Whichever approach we look with this puzzle, you will see a conundrum. The renovated ship keeps the story of Theseus and the reassembled ship has all the first parts. The dismantling and reassembling usually preserves identification and so will part alternative. But with the 2 ships, processes produce conflicting results. The renovated ship is Theseus' ship in accordance to one set of criteria, as well as the reassembled ship is also Theseus' ship relating to another pair of criteria. This raises the question of how many times can a subject be separated and put back again, and still remain the same. Items properties can adjust with time, or with dismantling and reassembling. When a fresh object is established out of parts by another thing, those parts have lost their very own identity all together because they are will no longer together, and in addition they form a fresh identity while using new parts.
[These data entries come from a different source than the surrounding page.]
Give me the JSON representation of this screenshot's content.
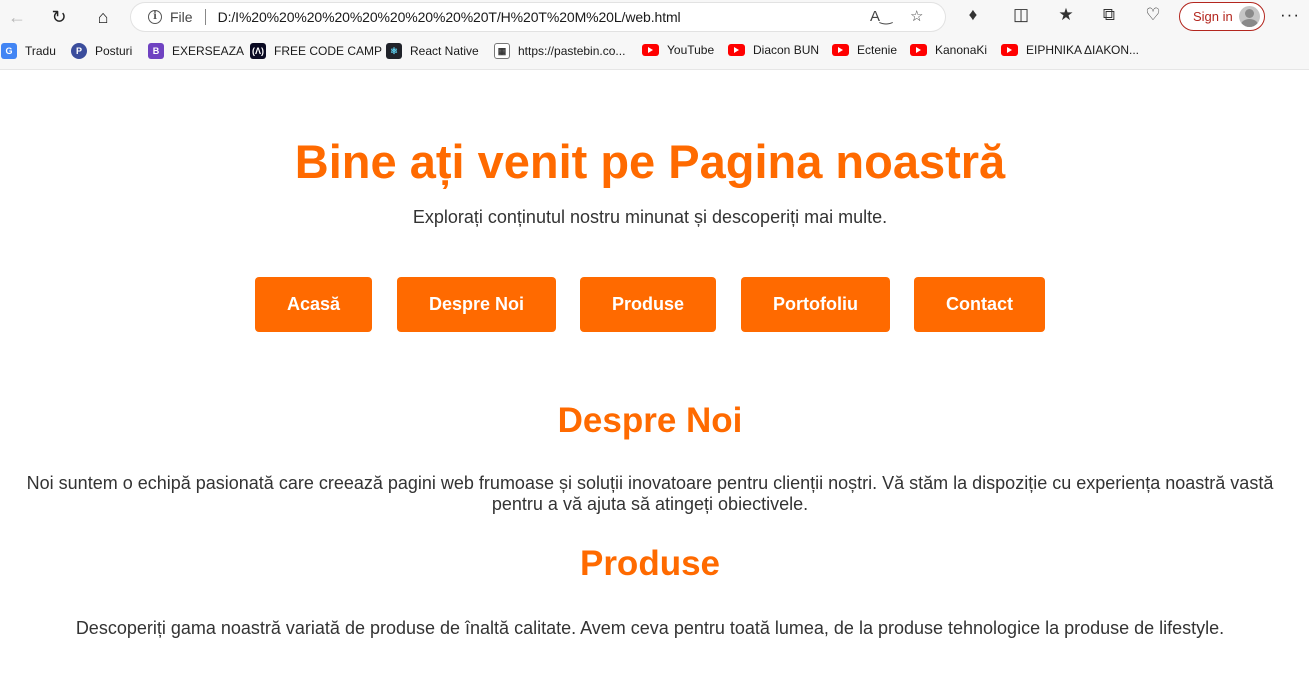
{
  "browser": {
    "address": {
      "scheme_label": "File",
      "url": "D:/I%20%20%20%20%20%20%20%20%20T/H%20T%20M%20L/web.html"
    },
    "signin_label": "Sign in",
    "bookmarks": [
      {
        "label": "Tradu",
        "icon": "google-translate-icon"
      },
      {
        "label": "Posturi",
        "icon": "posturi-icon"
      },
      {
        "label": "EXERSEAZA",
        "icon": "bootstrap-icon"
      },
      {
        "label": "FREE CODE CAMP",
        "icon": "freecodecamp-icon"
      },
      {
        "label": "React Native",
        "icon": "react-icon"
      },
      {
        "label": "https://pastebin.co...",
        "icon": "pastebin-icon"
      },
      {
        "label": "YouTube",
        "icon": "youtube-icon"
      },
      {
        "label": "Diacon BUN",
        "icon": "youtube-icon"
      },
      {
        "label": "Ectenie",
        "icon": "youtube-icon"
      },
      {
        "label": "KanonaKi",
        "icon": "youtube-icon"
      },
      {
        "label": "ΕΙΡΗΝΙΚΑ ΔΙΑΚΟΝ...",
        "icon": "youtube-icon"
      }
    ]
  },
  "page": {
    "accent_color": "#ff6a00",
    "hero": {
      "title": "Bine ați venit pe Pagina noastră",
      "subtitle": "Explorați conținutul nostru minunat și descoperiți mai multe."
    },
    "nav": [
      "Acasă",
      "Despre Noi",
      "Produse",
      "Portofoliu",
      "Contact"
    ],
    "sections": [
      {
        "title": "Despre Noi",
        "text": "Noi suntem o echipă pasionată care creează pagini web frumoase și soluții inovatoare pentru clienții noștri. Vă stăm la dispoziție cu experiența noastră vastă pentru a vă ajuta să atingeți obiectivele."
      },
      {
        "title": "Produse",
        "text": "Descoperiți gama noastră variată de produse de înaltă calitate. Avem ceva pentru toată lumea, de la produse tehnologice la produse de lifestyle."
      }
    ]
  }
}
If two objects are exactly the same in every property, then they happen to be identical. The two ships aren't identical despite the fact that they may look the same, the reassembled ship has the aged original parts and the refurbished ship offers new parts that were manufactured centuries later. Our sound judgment...
References: 1 . Deutsch, H December 21st 2008, " Relative Identity", The Stanford Encyclopedia of Philosophy, looked at 12th Sept 2011,.
2 . Graham, W June twenty first 2011, " Heraclitus", The Stanford Encyclopedia of Philosophy, viewed 10th September 2011,.
3. Jubien, M 1997, Contemporary Metaphysics, Identity through time, Blackwell Publishers UNITED STATES, pp 25-29.
4. Oxford Dictionaries, 2011, Oxford Dictionaries website, viewed 12th September 2011, < http://oxforddictionaries.com/>
5. The earth Book Encyclopedia 1996, vol 10, 13, 15, education. Groman J, World Book Inc. Chicago, USA.